All 8 discharged patients were alive at a mean follow-up of 37 months (range 6 to 75). There were no cases of endocarditis, thromboembolic events, or structural valve deterioration. Five patients were in New York Heart Association functional class I and 3 patients were in class II (Fig. 1). Patients’ medications included beta-blockers (n = 5), diuretics (n = 5), angiotensin-converting enzyme inhibitors (n = 2), and calcium-channel inhibitors (n = 1). All patients were on octreotide (30 to 60 mg monthly, n = 6; 1,000 μg daily, n = 2). Echocardiographic findings at follow-up are reported in Table 2.
Advances in medical and oncologic therapies have resulted in better control of carcinoid symptoms and potentially improved survival. Consequently, right-sided valvular disease has become a major source of morbidity and mortality. In 1995, Robiolio et al. (3) published a series of patients undergoing right-sided valve replacement with an operative mortality as high as 63%. More recently, Møller et al. (4) updated the Mayo Clinic experience and showed that despite high post-operative mortality (16%), a trend toward improved surgical outcome was achieved. In our series, we report 2 (20%) operative deaths, both of which highlight the challenges (vasoplegia and right heart failure) associated with cardiac surgery in this patient population.
Others have reported perioperative coagulopathy as a major source of mortality and morbidity (5). This complication, mostly present in elderly patients with an abnormal liver profile, was not observed in our series. We believe that the reduction of post-operative bleeding we observed may have been, in part, related to the use of perioperative aprotinin in these patients.

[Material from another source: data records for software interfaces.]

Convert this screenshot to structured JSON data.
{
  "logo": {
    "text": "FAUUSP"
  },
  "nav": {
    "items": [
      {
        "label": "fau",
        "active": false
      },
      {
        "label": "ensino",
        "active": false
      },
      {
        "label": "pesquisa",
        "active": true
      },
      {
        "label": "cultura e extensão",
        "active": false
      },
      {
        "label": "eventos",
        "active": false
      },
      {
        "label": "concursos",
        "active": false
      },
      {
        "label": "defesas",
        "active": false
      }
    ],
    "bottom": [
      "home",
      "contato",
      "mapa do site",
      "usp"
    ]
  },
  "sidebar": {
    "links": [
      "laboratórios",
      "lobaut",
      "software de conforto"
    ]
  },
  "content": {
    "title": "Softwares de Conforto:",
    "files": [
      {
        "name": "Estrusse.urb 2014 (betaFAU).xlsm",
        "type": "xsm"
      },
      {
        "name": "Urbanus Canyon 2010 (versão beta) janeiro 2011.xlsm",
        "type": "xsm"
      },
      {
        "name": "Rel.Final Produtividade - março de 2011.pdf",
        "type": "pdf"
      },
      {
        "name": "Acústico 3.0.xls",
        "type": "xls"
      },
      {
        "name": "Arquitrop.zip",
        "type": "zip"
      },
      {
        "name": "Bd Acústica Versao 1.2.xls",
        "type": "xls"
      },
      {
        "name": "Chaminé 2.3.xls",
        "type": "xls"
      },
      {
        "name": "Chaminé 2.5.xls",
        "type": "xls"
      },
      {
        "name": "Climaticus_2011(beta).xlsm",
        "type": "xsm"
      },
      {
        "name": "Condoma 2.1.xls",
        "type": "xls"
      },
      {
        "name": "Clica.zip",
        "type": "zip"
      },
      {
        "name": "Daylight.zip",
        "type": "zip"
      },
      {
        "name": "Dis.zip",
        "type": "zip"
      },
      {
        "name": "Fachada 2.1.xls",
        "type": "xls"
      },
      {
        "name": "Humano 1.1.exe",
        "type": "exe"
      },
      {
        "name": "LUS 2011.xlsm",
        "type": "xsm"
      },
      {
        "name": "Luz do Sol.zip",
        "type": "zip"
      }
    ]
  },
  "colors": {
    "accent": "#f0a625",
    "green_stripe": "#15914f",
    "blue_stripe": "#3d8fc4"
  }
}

In patients with right-sided CHD, valvular lesions are often too advanced and not amenable to reconstructive surgery. Although the choice of valve prostheses remains unresolved and may require individual selection, limited data suggest that bioprosthetic valve replacement is preferable in these patients, who commonly present with multiple liver metastases and associated coagulopathies (6). Furthermore, mechanical prostheses may not be ideal for patients with CHD, as subsequent surgical tumor resections are often required and are complicated by the use of anticoagulation. Accordingly, all patients in this series underwent pericardial bioprosthetic valve replacement in the tricuspid and pulmonic positions.
Involvement of left-sided valves is rare and has been associated with the presence of an intracardiac shunt, endobronchial tumor localization, or a high tumor activity. Connolly et al. (7), in the only published series specifically focused on left-sided CHD, noted the absence of a PFO in 6 of 11 patients. Among these patients, the authors reported higher levels of 5-HIAA. We observed a PFO in one-third of patients with left-sided valve involvement. Interestingly, both patients without a PFO presented with the highest urinary 5-HIAA levels, potentially suggesting major tumor activity. In contrast to right-sided CHD, the optimal surgical approach for left-sided valvular disease remains debatable. Our experience suggests that left-sided lesions may be less advanced compared with those on the right side. In these patients with moderate left-sided valvular lesions, we elected to perform reconstructive surgery. Late echocardiography has shown only mild valvular regurgitation, indicating that in selected cases these techniques can be performed safely with good midterm results.
Please note: Dr. Adams collaborates with Edwards Lifesciences as a consultant and inventor.
- American College of Cardiology Foundation
- Møller J.E.,
- Pellikka P.A.,
- Bernheim A.M.,
- et al.
- Connolly H.M.,
- Nishimura R.A.,
- Smith H.C.,
- et al.
- Connolly H.M.,
- Schaff H.V.,
- Mullany C.J.,
- et al.